Abstract from a paper by Tomala, Jia, and Norton reads:
When people seek to impress others, they often do so by highlighting individual achievements. Despite the intuitive appeal of this strategy, we demonstrate that people often prefer potential rather than achievement when evaluating others. Indeed, compared with references to achievement (e.g., “this person has won an award for his work”), references to potential (e.g., “this person could win an award for his work”) appear to stimulate greater interest and processing, which can translate into more favorable reactions. This tendency creates a phenomenon whereby the potential to be good at something can be preferred over actually being good at that very same thing. We document this preference for potential in laboratory and field experiments, using targets ranging from athletes to comedians to graduate school applicants and measures ranging from salary allocations to online ad clicks to admission decisions.
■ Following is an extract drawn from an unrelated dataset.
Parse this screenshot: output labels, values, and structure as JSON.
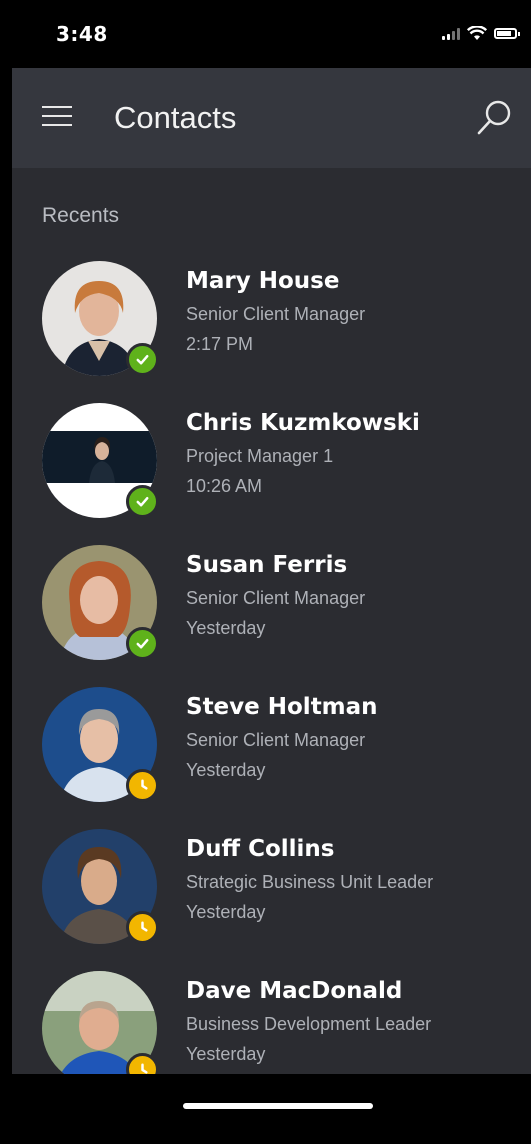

I exclusively thought growth companies seeking investors were the only ones judged primarily by their growth prospects. But after reading this I realized I and along with me everyone else also judge people like start-ups.
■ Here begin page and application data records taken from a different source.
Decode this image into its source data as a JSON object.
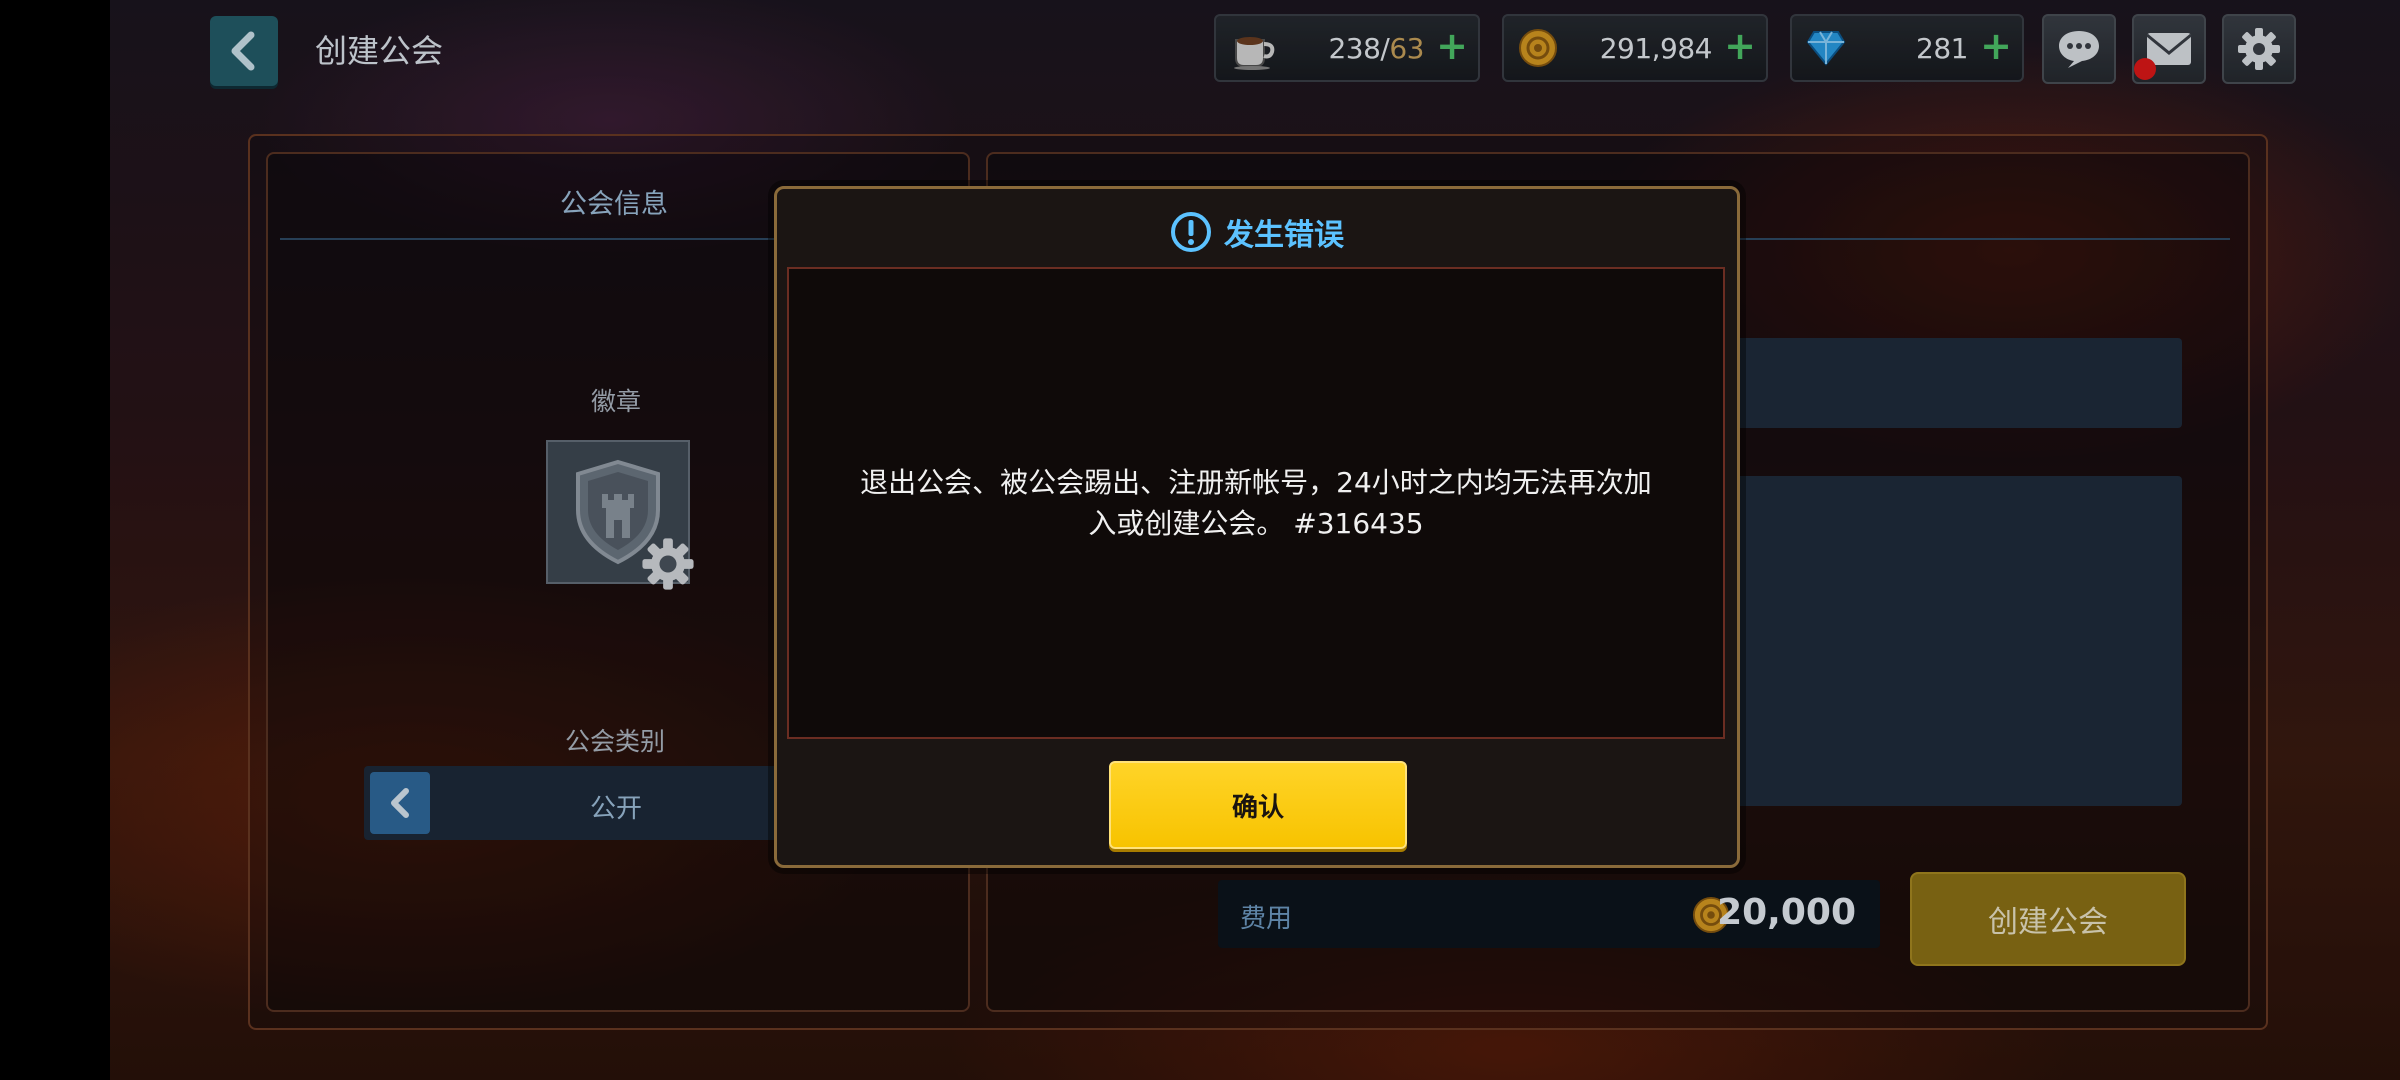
{
  "header": {
    "title": "创建公会",
    "stamina": {
      "current": "238/",
      "max": "63"
    },
    "gold": "291,984",
    "gems": "281",
    "plus_glyph": "+"
  },
  "left_panel": {
    "heading": "公会信息",
    "emblem_label": "徽章",
    "category_label": "公会类别",
    "category_value": "公开"
  },
  "right_panel": {
    "cost_label": "费用",
    "cost_value": "20,000",
    "create_button": "创建公会"
  },
  "dialog": {
    "title": "发生错误",
    "message": "退出公会、被公会踢出、注册新帐号，24小时之内均无法再次加入或创建公会。 #316435",
    "confirm_button": "确认"
  },
  "colors": {
    "accent_blue": "#5cc2ff",
    "confirm_yellow": "#ffd428",
    "plus_green": "#4ec36a",
    "notification_red": "#e01818"
  }
}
Sometimes we need external sources like paper abstracts to make us realize something that we have been subconsciously doing since childhood.